Work task => Please return each record exactly, leaving nothing out.

Given data =>

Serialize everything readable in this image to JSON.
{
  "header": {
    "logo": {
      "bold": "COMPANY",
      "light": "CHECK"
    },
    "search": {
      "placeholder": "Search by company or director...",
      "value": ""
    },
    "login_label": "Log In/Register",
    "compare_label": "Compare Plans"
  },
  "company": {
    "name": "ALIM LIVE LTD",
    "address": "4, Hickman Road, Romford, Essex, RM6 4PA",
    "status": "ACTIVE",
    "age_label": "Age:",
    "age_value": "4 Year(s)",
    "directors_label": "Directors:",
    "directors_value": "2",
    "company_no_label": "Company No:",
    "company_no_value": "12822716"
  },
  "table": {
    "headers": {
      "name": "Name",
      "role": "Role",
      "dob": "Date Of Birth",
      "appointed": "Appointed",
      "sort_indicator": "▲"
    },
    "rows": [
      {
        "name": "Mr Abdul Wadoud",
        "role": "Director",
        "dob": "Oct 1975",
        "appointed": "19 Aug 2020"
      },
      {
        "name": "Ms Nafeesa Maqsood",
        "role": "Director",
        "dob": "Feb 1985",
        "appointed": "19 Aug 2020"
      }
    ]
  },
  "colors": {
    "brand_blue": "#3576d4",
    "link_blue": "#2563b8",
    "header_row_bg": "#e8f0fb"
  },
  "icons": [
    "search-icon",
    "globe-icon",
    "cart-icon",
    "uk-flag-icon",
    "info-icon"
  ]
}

Response to the task =>
Serialize everything readable in this image to JSON.
{
  "header": {
    "logo": {
      "bold": "COMPANY",
      "light": "CHECK"
    },
    "search": {
      "placeholder": "Search by company or director...",
      "value": ""
    },
    "login_label": "Log In/Register",
    "compare_label": "Compare Plans"
  },
  "company": {
    "name": "ALIM LIVE LTD",
    "address": "4, Hickman Road, Romford, Essex, RM6 4PA",
    "status": "ACTIVE",
    "age_label": "Age:",
    "age_value": "4 Year(s)",
    "directors_label": "Directors:",
    "directors_value": "2",
    "company_no_label": "Company No:",
    "company_no_value": "12822716"
  },
  "table": {
    "headers": {
      "name": "Name",
      "role": "Role",
      "dob": "Date Of Birth",
      "appointed": "Appointed",
      "sort_indicator": "▲"
    },
    "rows": [
      {
        "name": "Mr Abdul Wadoud",
        "role": "Director",
        "dob": "Oct 1975",
        "appointed": "19 Aug 2020"
      },
      {
        "name": "Ms Nafeesa Maqsood",
        "role": "Director",
        "dob": "Feb 1985",
        "appointed": "19 Aug 2020"
      }
    ]
  },
  "colors": {
    "brand_blue": "#3576d4",
    "link_blue": "#2563b8",
    "header_row_bg": "#e8f0fb"
  },
  "icons": [
    "search-icon",
    "globe-icon",
    "cart-icon",
    "uk-flag-icon",
    "info-icon"
  ]
}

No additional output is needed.